Chickens communicate with each other through their clucks Mench explains, They have more than thirty types of vocalizations.19 They have different calls to distinguish between threats that are approaching by land and those that are approaching over water, and a mother hen begins to teach these calls to her chicks before they even hatch she clucks softly to them while sitting on the eggs, and they chirp back to her and to each other from inside their shells.20,21
Small Birds with Big Personalities
Like all animals, chickens love their families and value their own lives. The social nature of chickens means that they are always looking out for their families and for other chickens in their group. In the wild, chickens spend most of their time in groups they enjoy foraging for food, taking dustbaths, and roosting in trees together at night. After he toured United Poultry Concerns in 1998, Ira Glass, the host of National Public Radios This American Life, was so impressed with the personalities of the chickens he met that he hasn't eaten chicken or any other animal flesh since.
Mother hens care deeply for their babies Jesus even refers to the loving protectiveness of a hen toward her chicks in the Gospels, which were written almost 2,000 years ago.22 Indeed, a mother hen will turn her eggs as many as five times an hour and cluck soothingly to her unborn chicks.23 Hens prefer to have private nests for their eggs in protected areas far away from predators. According to The Humane Society of the United States, The desire for a private nest is so strong, in fact, that a hen will often go without food and water, if necessary, to use a nest. 24 This demonstrates the fact that hens will sacrifice their own comfort if it means protecting their chicks.
Besides bonding to their young, chickens also form strong friendships and enjoy spending time with their companions, just like we do. Kim Sturla, the manager of Animal Place, a sanctuary for farmed animals near Sacramento, recounts a touching story of two chickens. We rescued an elderly hen, Mary, from a city dump and later an elderly rooster, Notorious Boy. They bonded, and they would roost on the picnic table. One stormy night with the rain really pelting down, I went to put them in the barn and I saw the rooster had his wing extended over the hen, protecting her. 25
1 William Grimes, If Chickens Are So Smart, Why Aren't They Eating Us? The New York Times 12 Jan. 2003, late ed..
4 Rick Weiss, Bird Brains Get Some New Names, and New Respect, The Washington Post 1 Feb. 2005: A10.
5 Ananova, Chickens Not Just Bird Brains, 2005.
6 Michael Specter, The Extremist, The New Yorker 14 Apr. 2003.
7 Lesley Rogers, The Development of Brain and Behaviour in the Chicken, CABI Publishing: Oxfordshire, U.K., 1995: 217.
10 Jennifer Viegas, Study: Chickens Think About Future, Discovery News 14 Jul. 2005.
13 Valerie Elliott, Why Did the Chicken Cross the Road? London Times Online 18 Mar. 2005.
15 Bernard Rollin, Farm Animal Welfare: Social, Bioethical, and Research Issues, Iowa State University Press: Ames, Iowa, 1995: 118.
21 The Humane Society of the United States, Chickens 2005.

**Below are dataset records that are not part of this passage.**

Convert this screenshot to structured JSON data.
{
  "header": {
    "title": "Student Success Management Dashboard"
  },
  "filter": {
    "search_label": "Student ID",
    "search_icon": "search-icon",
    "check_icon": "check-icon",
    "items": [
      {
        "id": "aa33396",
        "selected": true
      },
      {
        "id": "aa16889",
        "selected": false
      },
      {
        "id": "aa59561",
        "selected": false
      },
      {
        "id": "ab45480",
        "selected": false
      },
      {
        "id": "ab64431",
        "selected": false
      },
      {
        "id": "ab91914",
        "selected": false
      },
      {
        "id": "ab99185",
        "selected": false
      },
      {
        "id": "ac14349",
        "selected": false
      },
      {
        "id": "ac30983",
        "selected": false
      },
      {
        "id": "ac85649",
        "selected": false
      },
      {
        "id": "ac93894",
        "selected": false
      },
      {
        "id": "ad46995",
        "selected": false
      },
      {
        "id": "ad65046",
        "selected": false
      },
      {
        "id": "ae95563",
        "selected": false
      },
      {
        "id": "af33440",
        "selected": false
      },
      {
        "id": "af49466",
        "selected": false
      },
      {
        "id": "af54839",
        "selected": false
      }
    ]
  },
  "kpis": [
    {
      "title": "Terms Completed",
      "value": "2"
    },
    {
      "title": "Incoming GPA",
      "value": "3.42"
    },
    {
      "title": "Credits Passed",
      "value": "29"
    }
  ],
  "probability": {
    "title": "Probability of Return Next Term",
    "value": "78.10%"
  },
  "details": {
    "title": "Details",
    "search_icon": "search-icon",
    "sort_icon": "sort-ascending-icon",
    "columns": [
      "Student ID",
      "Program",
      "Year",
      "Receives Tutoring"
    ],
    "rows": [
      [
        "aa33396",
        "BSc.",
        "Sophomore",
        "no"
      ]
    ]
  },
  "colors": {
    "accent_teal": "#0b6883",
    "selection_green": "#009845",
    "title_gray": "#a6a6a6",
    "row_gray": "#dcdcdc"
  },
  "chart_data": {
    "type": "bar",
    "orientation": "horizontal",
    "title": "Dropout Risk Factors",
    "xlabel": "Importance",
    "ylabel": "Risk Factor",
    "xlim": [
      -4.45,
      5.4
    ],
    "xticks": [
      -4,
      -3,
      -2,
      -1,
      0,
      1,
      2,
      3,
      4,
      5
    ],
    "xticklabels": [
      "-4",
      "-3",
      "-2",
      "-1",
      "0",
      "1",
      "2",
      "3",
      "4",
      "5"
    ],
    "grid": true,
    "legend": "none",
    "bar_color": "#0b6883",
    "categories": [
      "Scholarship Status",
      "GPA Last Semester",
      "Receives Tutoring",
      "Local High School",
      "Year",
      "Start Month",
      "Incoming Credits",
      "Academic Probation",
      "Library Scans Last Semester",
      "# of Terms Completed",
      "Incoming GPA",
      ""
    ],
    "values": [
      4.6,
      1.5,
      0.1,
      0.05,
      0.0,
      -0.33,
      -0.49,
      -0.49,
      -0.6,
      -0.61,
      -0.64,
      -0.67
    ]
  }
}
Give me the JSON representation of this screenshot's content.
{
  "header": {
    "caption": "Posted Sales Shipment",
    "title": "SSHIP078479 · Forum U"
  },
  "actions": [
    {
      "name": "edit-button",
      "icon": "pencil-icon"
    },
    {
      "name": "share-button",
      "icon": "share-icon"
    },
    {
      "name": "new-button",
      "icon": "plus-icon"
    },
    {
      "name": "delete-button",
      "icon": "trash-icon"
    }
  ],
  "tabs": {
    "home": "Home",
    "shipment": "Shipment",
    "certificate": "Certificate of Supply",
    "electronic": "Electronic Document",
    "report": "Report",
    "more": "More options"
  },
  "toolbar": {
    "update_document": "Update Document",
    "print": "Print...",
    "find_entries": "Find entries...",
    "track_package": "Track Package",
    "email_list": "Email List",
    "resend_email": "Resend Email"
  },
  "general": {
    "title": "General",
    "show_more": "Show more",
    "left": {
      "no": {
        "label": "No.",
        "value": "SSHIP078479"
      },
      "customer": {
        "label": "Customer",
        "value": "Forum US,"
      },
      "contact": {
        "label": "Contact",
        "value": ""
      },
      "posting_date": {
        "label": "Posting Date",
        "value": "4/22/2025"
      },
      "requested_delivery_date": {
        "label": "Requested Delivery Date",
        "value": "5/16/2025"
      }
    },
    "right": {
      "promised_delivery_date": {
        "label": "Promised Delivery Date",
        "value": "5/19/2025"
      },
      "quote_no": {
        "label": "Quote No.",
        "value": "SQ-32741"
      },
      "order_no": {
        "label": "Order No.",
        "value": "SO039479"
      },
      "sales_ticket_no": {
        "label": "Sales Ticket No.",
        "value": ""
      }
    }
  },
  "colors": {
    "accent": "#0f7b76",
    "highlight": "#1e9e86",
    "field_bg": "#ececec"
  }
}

22 The Bible, Matthew 23:37-38 (New King James version), BibleGateway.com 2005.
23 The Humane Society of the United States.
24 The Humane Society of the United States.
25 Alex Cukan, Chickens More Than Just Dumb Clucks, United Press International, 20 Sep. 2002.